## PROVIDED RECORDS:
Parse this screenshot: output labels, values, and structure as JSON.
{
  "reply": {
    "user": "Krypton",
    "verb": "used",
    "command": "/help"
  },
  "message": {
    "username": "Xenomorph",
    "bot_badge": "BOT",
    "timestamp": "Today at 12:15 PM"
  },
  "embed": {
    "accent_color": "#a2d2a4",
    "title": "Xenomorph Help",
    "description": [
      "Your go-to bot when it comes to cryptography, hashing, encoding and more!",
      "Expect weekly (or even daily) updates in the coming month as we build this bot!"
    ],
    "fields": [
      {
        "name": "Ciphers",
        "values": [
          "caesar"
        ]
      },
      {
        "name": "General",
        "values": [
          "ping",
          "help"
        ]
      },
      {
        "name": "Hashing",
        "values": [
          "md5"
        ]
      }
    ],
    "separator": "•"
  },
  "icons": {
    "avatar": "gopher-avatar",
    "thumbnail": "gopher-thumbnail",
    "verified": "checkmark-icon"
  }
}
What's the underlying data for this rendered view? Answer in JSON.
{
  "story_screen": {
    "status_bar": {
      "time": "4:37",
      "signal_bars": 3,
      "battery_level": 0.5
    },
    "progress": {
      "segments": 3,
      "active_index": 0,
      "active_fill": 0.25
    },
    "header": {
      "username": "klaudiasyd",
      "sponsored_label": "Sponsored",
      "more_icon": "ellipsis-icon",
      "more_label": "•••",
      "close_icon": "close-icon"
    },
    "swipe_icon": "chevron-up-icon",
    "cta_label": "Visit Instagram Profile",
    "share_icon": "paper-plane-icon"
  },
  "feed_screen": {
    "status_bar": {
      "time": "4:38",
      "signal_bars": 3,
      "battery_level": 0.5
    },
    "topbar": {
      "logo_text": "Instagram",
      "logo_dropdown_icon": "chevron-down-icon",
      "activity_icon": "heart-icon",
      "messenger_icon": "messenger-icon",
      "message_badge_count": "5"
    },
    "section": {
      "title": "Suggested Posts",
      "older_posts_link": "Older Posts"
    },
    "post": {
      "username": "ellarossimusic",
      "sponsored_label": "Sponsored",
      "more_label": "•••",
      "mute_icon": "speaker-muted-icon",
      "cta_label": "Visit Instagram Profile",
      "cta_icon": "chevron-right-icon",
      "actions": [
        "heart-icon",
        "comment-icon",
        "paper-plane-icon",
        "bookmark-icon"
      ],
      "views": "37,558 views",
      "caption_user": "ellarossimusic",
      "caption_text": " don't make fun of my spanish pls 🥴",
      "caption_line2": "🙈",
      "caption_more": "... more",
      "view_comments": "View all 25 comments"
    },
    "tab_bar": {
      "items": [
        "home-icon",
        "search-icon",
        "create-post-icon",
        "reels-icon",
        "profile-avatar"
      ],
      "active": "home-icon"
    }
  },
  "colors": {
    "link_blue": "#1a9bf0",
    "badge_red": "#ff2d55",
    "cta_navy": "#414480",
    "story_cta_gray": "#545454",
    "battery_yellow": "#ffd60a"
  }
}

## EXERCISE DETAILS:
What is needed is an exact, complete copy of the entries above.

## YOUR SOLUTION:
Parse this screenshot: output labels, values, and structure as JSON.
{
  "reply": {
    "user": "Krypton",
    "verb": "used",
    "command": "/help"
  },
  "message": {
    "username": "Xenomorph",
    "bot_badge": "BOT",
    "timestamp": "Today at 12:15 PM"
  },
  "embed": {
    "accent_color": "#a2d2a4",
    "title": "Xenomorph Help",
    "description": [
      "Your go-to bot when it comes to cryptography, hashing, encoding and more!",
      "Expect weekly (or even daily) updates in the coming month as we build this bot!"
    ],
    "fields": [
      {
        "name": "Ciphers",
        "values": [
          "caesar"
        ]
      },
      {
        "name": "General",
        "values": [
          "ping",
          "help"
        ]
      },
      {
        "name": "Hashing",
        "values": [
          "md5"
        ]
      }
    ],
    "separator": "•"
  },
  "icons": {
    "avatar": "gopher-avatar",
    "thumbnail": "gopher-thumbnail",
    "verified": "checkmark-icon"
  }
}
What's the underlying data for this rendered view? Answer in JSON.
{
  "story_screen": {
    "status_bar": {
      "time": "4:37",
      "signal_bars": 3,
      "battery_level": 0.5
    },
    "progress": {
      "segments": 3,
      "active_index": 0,
      "active_fill": 0.25
    },
    "header": {
      "username": "klaudiasyd",
      "sponsored_label": "Sponsored",
      "more_icon": "ellipsis-icon",
      "more_label": "•••",
      "close_icon": "close-icon"
    },
    "swipe_icon": "chevron-up-icon",
    "cta_label": "Visit Instagram Profile",
    "share_icon": "paper-plane-icon"
  },
  "feed_screen": {
    "status_bar": {
      "time": "4:38",
      "signal_bars": 3,
      "battery_level": 0.5
    },
    "topbar": {
      "logo_text": "Instagram",
      "logo_dropdown_icon": "chevron-down-icon",
      "activity_icon": "heart-icon",
      "messenger_icon": "messenger-icon",
      "message_badge_count": "5"
    },
    "section": {
      "title": "Suggested Posts",
      "older_posts_link": "Older Posts"
    },
    "post": {
      "username": "ellarossimusic",
      "sponsored_label": "Sponsored",
      "more_label": "•••",
      "mute_icon": "speaker-muted-icon",
      "cta_label": "Visit Instagram Profile",
      "cta_icon": "chevron-right-icon",
      "actions": [
        "heart-icon",
        "comment-icon",
        "paper-plane-icon",
        "bookmark-icon"
      ],
      "views": "37,558 views",
      "caption_user": "ellarossimusic",
      "caption_text": " don't make fun of my spanish pls 🥴",
      "caption_line2": "🙈",
      "caption_more": "... more",
      "view_comments": "View all 25 comments"
    },
    "tab_bar": {
      "items": [
        "home-icon",
        "search-icon",
        "create-post-icon",
        "reels-icon",
        "profile-avatar"
      ],
      "active": "home-icon"
    }
  },
  "colors": {
    "link_blue": "#1a9bf0",
    "badge_red": "#ff2d55",
    "cta_navy": "#414480",
    "story_cta_gray": "#545454",
    "battery_yellow": "#ffd60a"
  }
}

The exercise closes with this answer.